Under Rule 56(c) of the Federal Rules of Civil Procedure, summary judgment is proper "if the pleadings, depositions, answers to interrogatories, and admissions on file, together with the affidavits, if any, show that there is no genuine issue as to any material fact and that the moving party is entitled to a judgment as a matter of law." Fed. R. Civ. P. 56(c). In ruling on a motion for summary judgment, this court takes all facts and inferences in favor of the nonmoving party. Anderson v. Liberty Lobby, Inc., 477 U.S. 242, 255 (1986). This court's function is not to weigh the evidence and determine the truth of the matter, but to determine whether there is a genuine issue for trial. A party who bears the burden of proof on a particular issue, however, may not rest on its pleadings, but must affirmatively demonstrate, by specific factual allegations, that there is a genuine issue of material fact that requires trial. Celotex Corp. v. Catrett, 477 U.S. 317, 324 (1986). In considering a motion for summary judgment, this court is not required to scour the record in search of evidence to defeat the motion; the nonmoving party must identify with reasonable particularity the evidence upon which the party relies. Johnson v. Cambridge Indus., Inc., 325 F.3d 892, 898 (7th Cir. 2003). Moreover, the evidence relied upon must be competent evidence of a type otherwise admissible at trial. Stinnett v. Iron Work Gym/Exercise Health Spa, Inc., 301 F.3d 610, 613 (7th Cir. 2002).

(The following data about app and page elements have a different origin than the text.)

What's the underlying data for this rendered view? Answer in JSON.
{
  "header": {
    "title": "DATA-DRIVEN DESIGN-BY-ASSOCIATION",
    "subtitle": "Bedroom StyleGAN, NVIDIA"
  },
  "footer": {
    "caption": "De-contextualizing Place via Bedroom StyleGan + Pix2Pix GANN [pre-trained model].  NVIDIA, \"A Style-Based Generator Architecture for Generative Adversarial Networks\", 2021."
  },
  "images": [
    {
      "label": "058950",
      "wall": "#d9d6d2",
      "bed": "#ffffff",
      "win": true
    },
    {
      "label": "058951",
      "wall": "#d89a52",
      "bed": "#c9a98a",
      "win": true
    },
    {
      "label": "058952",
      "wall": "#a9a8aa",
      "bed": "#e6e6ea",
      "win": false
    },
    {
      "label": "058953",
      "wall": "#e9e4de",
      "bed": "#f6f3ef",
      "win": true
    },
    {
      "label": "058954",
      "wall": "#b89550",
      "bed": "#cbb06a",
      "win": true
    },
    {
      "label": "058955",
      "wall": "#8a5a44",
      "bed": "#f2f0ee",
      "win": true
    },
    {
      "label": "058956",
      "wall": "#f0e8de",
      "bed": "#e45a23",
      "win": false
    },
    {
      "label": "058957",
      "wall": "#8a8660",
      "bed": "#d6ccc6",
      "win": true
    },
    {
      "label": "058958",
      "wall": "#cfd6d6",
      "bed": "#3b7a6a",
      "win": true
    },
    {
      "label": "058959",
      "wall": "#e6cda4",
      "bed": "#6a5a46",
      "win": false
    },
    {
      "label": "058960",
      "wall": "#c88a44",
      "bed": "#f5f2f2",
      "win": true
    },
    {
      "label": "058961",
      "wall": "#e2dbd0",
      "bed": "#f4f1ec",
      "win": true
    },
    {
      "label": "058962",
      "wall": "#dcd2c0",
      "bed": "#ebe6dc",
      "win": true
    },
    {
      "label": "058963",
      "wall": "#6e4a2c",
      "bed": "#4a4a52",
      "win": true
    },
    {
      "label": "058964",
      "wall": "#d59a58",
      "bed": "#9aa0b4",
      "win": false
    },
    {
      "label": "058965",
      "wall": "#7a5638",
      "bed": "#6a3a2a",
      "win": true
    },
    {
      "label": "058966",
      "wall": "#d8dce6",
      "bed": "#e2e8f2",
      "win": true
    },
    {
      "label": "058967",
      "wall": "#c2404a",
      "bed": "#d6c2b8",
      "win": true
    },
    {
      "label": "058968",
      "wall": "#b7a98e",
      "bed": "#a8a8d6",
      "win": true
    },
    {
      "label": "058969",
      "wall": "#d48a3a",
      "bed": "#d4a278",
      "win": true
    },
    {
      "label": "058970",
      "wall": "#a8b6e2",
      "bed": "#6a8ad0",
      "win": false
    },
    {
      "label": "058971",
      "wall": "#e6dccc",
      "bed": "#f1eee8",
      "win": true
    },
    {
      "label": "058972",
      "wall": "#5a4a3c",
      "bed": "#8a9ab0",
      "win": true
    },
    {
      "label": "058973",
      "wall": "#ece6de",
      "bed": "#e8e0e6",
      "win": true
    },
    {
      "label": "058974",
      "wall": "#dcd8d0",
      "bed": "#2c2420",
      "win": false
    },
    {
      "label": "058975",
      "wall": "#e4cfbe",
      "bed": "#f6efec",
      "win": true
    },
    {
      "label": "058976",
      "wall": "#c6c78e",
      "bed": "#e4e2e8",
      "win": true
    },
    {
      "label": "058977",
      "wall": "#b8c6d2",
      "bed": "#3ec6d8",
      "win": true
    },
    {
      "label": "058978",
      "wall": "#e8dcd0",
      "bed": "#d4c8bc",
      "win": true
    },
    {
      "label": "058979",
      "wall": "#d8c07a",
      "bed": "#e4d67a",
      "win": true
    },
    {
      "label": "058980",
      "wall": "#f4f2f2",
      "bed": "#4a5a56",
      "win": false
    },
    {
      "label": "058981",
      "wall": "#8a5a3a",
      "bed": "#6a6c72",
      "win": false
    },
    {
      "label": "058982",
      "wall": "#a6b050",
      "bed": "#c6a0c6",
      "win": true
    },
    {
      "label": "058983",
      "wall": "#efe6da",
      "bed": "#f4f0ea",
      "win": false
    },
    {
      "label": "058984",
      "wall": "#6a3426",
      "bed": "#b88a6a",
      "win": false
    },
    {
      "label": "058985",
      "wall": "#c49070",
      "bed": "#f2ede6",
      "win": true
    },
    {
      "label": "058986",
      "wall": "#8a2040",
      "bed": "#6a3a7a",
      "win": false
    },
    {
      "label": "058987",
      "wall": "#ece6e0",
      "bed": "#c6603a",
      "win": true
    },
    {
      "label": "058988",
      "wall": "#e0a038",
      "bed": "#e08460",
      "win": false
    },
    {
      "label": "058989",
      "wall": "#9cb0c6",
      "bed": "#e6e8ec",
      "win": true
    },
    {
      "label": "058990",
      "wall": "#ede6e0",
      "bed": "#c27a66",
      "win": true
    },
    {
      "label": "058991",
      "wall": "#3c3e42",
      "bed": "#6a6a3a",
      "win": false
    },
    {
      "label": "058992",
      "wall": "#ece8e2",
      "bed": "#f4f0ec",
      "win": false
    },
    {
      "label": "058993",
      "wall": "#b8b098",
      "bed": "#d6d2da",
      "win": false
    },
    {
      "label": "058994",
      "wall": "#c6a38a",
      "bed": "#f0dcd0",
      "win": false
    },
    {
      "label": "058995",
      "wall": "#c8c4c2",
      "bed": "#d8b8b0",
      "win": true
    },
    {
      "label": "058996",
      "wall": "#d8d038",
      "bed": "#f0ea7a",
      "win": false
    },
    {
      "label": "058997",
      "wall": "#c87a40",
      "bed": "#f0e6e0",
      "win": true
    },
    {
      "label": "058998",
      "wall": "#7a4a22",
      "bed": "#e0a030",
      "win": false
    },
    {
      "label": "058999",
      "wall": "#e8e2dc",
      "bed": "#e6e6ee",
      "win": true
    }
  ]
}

The only issue presented in the Union's motion for summary judgment is whether the defendants have waived all affirmative defenses relating to the validity of the arbitration award by failing to move to vacate the award before the expiration of the 90-day statute of limitations. When a defendant fails to move to vacate an arbitration award within the prescribed limitations period for such a motion, the defendant waives any affirmative defenses to the validity of the arbitration award. See, e.g., Int'l Union of Operating Eng'rs, Local 150, AFL-CIO v. Rabine, 161 F.3d 427, 430-31 (7th Cir. 1998); Sullivan v. Gilchrist, 87 F.3d 867, 871 (7th Cir. 1996). Affirmative defenses include arguments that the arbitration board lacked jurisdiction over the defendant to render an award or that the defendant did not sign the collective bargaining agreement. Sullivan, 87 F.3d at 871. A challenge to the court's subject matter jurisdiction, however, may be raised at any time. Rabine, 161 F.3d at 429.
Contending that the defendants received notice of the arbitration hearing, chose not to attend, and never challenged or complied with the award, the Union argues that the defendants cannot now challenge the validity of the arbitration award before this court by presenting arguments they should have raised before the JAB or during the 90-day statute of limitations. In response, the defendants assert that their arguments challenge the court's subject matter jurisdiction rather than the validity of arbitration award. According to the defendants, there was no contractual basis to bind any of the defendants to the CBA with the Union-an argument that the defendants contend can be raised at any time-and without a contract binding the defendants there is no subject matter jurisdiction. The defendants base their "no contract argument" generally on the allegations that (1) CRG/Enterprises was dissolved before the arbitration hearing and so allegedly there was no CBA between the Union and Enterprises at the of the alleged violations, and (2) Julie Christoffer, Bral Services, and Bral Restoration were neither signatories of the contract. In addition, the defendants contend that it ...